TRY IT:
Comb the records below for the string "title" and copy each line where it turns up.

DATA PROVIDED:
==*==

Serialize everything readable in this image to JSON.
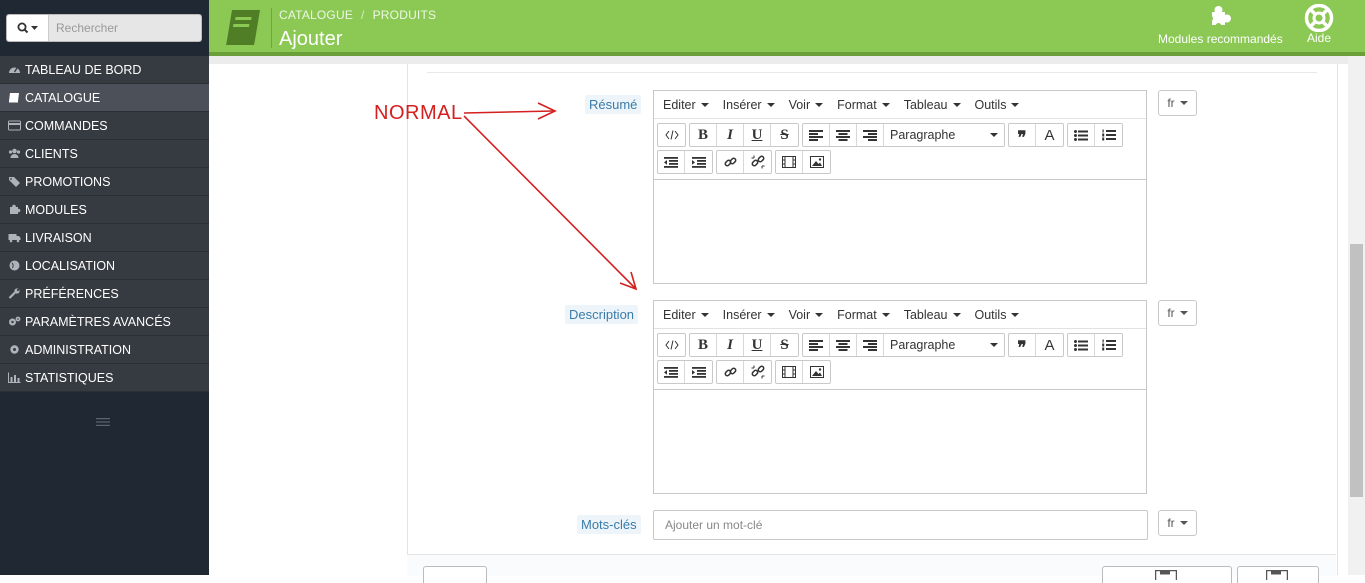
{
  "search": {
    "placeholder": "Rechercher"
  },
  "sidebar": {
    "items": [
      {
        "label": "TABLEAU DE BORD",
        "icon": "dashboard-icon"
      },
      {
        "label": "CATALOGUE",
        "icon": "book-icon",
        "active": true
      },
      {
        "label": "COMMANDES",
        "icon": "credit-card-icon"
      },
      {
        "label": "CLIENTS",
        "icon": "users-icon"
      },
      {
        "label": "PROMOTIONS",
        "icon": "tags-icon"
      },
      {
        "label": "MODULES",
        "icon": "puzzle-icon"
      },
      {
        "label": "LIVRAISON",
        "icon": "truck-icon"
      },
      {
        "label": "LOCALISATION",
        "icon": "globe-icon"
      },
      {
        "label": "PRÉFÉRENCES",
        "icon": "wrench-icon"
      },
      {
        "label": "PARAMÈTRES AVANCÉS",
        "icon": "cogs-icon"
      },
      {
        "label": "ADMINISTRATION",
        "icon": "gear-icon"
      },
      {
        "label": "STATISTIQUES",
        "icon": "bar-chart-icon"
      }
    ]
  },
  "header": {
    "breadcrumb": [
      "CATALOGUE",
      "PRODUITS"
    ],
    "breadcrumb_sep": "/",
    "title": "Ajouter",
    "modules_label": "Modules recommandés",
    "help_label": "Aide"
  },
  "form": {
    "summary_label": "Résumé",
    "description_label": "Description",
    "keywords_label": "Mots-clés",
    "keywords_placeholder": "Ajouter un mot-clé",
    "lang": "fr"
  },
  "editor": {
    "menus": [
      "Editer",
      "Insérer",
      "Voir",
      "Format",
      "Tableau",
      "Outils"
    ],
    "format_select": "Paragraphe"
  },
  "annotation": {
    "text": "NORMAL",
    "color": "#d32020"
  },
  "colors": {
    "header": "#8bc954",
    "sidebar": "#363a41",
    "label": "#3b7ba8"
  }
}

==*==

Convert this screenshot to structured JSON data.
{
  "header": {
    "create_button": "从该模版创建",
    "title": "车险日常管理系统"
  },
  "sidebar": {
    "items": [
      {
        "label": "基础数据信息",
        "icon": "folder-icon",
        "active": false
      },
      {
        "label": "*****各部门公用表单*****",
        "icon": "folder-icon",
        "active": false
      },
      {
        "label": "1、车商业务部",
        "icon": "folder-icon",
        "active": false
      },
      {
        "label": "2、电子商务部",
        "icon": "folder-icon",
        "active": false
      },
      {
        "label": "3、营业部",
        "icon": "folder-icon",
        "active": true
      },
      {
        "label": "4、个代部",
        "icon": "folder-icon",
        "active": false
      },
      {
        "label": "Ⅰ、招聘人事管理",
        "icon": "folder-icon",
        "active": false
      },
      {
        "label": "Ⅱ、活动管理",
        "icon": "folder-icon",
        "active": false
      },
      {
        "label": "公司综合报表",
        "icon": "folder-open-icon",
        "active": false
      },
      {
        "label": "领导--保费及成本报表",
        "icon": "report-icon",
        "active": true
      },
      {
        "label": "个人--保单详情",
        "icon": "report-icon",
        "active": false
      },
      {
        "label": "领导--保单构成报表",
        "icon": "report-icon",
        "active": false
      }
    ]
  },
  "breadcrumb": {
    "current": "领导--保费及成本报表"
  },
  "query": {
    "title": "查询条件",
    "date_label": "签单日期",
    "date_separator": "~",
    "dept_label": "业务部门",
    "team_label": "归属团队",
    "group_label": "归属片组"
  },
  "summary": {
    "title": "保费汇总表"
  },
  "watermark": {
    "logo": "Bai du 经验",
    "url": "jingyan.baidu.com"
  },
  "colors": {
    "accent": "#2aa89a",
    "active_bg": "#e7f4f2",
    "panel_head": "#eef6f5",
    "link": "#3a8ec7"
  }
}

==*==

TASK ANSWER:
    "title": "Ajouter",
    "title": "车险日常管理系统"
    "title": "查询条件",
    "title": "保费汇总表"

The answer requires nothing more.